:: Dataset excerpts ::

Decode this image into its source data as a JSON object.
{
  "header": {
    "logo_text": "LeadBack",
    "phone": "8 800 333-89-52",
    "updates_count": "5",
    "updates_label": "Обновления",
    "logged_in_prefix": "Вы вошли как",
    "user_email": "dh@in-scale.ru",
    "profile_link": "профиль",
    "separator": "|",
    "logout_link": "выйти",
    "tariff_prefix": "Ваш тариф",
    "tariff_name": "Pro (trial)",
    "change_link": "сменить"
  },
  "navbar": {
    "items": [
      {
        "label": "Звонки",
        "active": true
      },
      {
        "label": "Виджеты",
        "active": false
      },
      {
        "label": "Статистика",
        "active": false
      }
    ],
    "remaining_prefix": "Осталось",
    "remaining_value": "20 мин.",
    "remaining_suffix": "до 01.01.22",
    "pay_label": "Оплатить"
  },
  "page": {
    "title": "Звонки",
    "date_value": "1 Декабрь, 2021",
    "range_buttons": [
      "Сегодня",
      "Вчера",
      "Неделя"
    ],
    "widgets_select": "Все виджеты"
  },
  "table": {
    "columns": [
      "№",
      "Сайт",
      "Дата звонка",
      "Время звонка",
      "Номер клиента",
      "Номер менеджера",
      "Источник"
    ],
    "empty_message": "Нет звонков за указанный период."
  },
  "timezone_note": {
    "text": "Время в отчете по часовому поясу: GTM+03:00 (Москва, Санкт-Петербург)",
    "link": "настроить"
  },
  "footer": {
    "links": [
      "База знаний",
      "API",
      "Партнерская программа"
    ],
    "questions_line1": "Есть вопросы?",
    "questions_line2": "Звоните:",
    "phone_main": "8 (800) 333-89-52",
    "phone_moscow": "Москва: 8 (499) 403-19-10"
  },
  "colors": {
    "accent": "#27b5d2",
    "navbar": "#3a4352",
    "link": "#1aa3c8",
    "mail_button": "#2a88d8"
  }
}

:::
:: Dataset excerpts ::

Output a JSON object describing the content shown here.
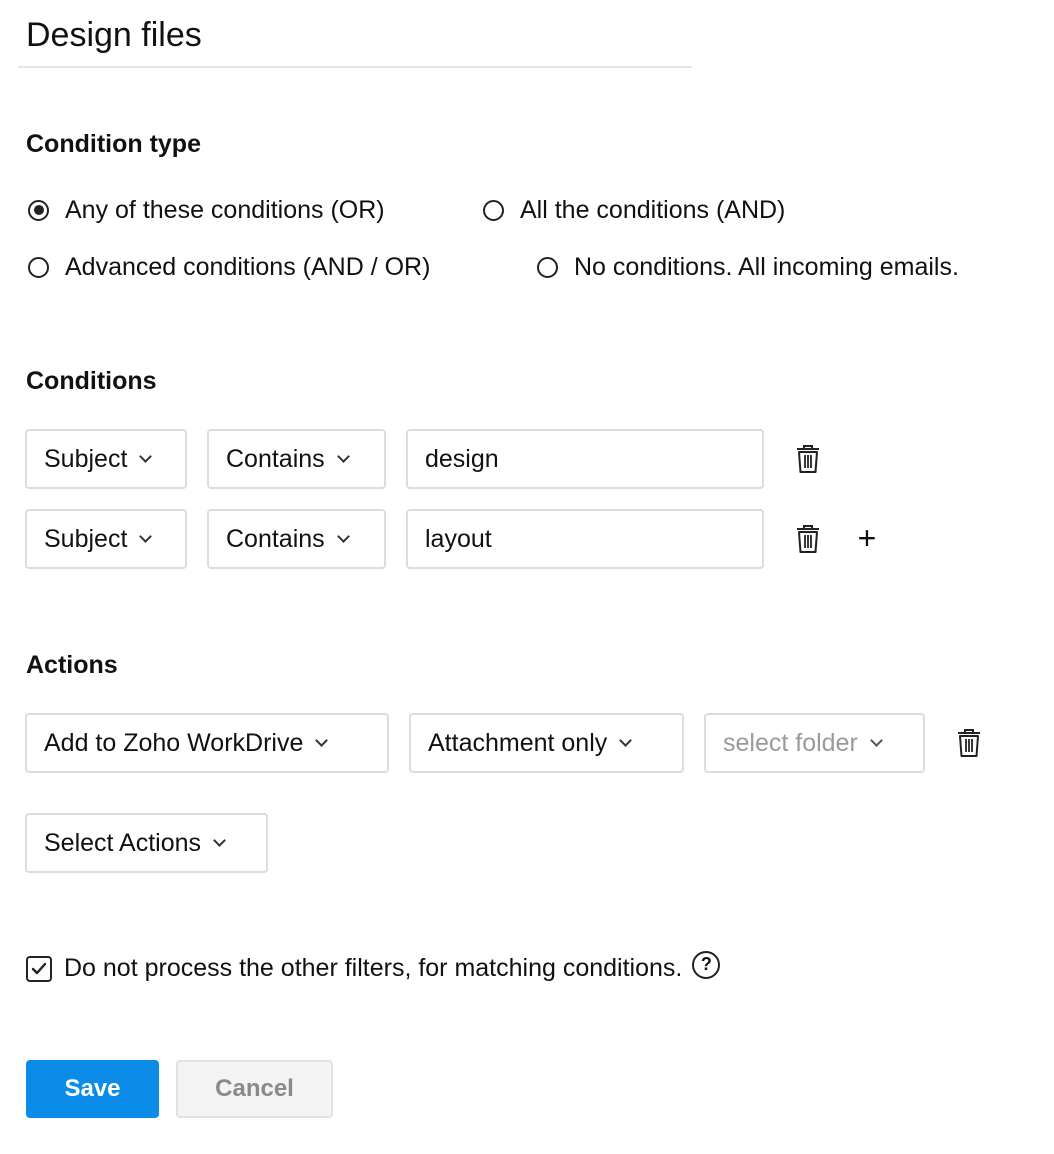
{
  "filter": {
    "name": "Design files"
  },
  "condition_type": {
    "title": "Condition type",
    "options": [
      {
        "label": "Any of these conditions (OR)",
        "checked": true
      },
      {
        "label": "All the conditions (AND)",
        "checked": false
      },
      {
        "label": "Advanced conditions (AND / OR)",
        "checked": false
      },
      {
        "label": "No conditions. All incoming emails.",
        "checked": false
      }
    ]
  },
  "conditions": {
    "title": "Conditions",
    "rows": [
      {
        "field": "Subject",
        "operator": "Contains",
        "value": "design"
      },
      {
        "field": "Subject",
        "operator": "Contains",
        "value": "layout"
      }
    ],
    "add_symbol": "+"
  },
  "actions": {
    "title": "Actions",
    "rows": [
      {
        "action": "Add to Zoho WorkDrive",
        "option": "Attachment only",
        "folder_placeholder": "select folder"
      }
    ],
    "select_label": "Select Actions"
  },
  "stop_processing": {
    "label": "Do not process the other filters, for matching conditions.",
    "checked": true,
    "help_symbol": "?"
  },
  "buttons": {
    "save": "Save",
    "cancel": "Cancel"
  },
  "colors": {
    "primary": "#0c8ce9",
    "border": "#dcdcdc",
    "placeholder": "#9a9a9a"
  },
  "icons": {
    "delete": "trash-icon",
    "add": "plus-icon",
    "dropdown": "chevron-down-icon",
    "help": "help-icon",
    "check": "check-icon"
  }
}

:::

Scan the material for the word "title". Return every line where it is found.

### Task output:
    "title": "Звонки",
    "title": "Condition type",
    "title": "Conditions",
    "title": "Actions",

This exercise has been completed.